(Page and application data records)
::::

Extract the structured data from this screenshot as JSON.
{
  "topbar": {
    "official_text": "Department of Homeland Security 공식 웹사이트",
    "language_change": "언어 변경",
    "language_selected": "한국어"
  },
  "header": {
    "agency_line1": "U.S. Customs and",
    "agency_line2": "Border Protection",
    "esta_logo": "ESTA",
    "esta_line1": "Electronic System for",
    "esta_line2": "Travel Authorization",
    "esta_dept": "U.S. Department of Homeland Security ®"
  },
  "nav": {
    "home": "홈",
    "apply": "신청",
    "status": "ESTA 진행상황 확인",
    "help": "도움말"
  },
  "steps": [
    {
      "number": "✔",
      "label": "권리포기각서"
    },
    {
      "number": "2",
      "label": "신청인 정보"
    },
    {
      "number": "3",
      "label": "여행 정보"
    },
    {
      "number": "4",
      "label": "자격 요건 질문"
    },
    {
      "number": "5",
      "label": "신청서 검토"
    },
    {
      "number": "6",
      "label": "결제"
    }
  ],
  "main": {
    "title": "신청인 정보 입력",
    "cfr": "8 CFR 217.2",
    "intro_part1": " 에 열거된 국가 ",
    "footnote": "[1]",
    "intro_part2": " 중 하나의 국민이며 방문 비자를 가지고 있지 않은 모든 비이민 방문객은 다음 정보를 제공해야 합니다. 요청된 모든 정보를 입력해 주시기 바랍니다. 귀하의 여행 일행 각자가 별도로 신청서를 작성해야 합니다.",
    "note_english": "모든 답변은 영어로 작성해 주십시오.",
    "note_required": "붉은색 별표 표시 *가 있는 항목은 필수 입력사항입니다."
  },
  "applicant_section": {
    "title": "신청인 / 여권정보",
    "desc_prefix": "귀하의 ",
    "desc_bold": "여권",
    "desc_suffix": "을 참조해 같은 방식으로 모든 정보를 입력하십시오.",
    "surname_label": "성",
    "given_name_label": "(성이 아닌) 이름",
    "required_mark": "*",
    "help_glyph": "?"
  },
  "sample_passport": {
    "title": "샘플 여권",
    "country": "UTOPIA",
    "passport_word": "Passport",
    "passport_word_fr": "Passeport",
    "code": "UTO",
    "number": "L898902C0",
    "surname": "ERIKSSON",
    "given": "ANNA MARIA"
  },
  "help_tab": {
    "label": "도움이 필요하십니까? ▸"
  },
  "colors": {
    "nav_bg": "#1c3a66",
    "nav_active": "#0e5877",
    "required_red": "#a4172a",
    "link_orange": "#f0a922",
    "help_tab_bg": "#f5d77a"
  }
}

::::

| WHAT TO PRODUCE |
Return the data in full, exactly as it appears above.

| ANSWER SPACE |
Extract the structured data from this screenshot as JSON.
{
  "topbar": {
    "official_text": "Department of Homeland Security 공식 웹사이트",
    "language_change": "언어 변경",
    "language_selected": "한국어"
  },
  "header": {
    "agency_line1": "U.S. Customs and",
    "agency_line2": "Border Protection",
    "esta_logo": "ESTA",
    "esta_line1": "Electronic System for",
    "esta_line2": "Travel Authorization",
    "esta_dept": "U.S. Department of Homeland Security ®"
  },
  "nav": {
    "home": "홈",
    "apply": "신청",
    "status": "ESTA 진행상황 확인",
    "help": "도움말"
  },
  "steps": [
    {
      "number": "✔",
      "label": "권리포기각서"
    },
    {
      "number": "2",
      "label": "신청인 정보"
    },
    {
      "number": "3",
      "label": "여행 정보"
    },
    {
      "number": "4",
      "label": "자격 요건 질문"
    },
    {
      "number": "5",
      "label": "신청서 검토"
    },
    {
      "number": "6",
      "label": "결제"
    }
  ],
  "main": {
    "title": "신청인 정보 입력",
    "cfr": "8 CFR 217.2",
    "intro_part1": " 에 열거된 국가 ",
    "footnote": "[1]",
    "intro_part2": " 중 하나의 국민이며 방문 비자를 가지고 있지 않은 모든 비이민 방문객은 다음 정보를 제공해야 합니다. 요청된 모든 정보를 입력해 주시기 바랍니다. 귀하의 여행 일행 각자가 별도로 신청서를 작성해야 합니다.",
    "note_english": "모든 답변은 영어로 작성해 주십시오.",
    "note_required": "붉은색 별표 표시 *가 있는 항목은 필수 입력사항입니다."
  },
  "applicant_section": {
    "title": "신청인 / 여권정보",
    "desc_prefix": "귀하의 ",
    "desc_bold": "여권",
    "desc_suffix": "을 참조해 같은 방식으로 모든 정보를 입력하십시오.",
    "surname_label": "성",
    "given_name_label": "(성이 아닌) 이름",
    "required_mark": "*",
    "help_glyph": "?"
  },
  "sample_passport": {
    "title": "샘플 여권",
    "country": "UTOPIA",
    "passport_word": "Passport",
    "passport_word_fr": "Passeport",
    "code": "UTO",
    "number": "L898902C0",
    "surname": "ERIKSSON",
    "given": "ANNA MARIA"
  },
  "help_tab": {
    "label": "도움이 필요하십니까? ▸"
  },
  "colors": {
    "nav_bg": "#1c3a66",
    "nav_active": "#0e5877",
    "required_red": "#a4172a",
    "link_orange": "#f0a922",
    "help_tab_bg": "#f5d77a"
  }
}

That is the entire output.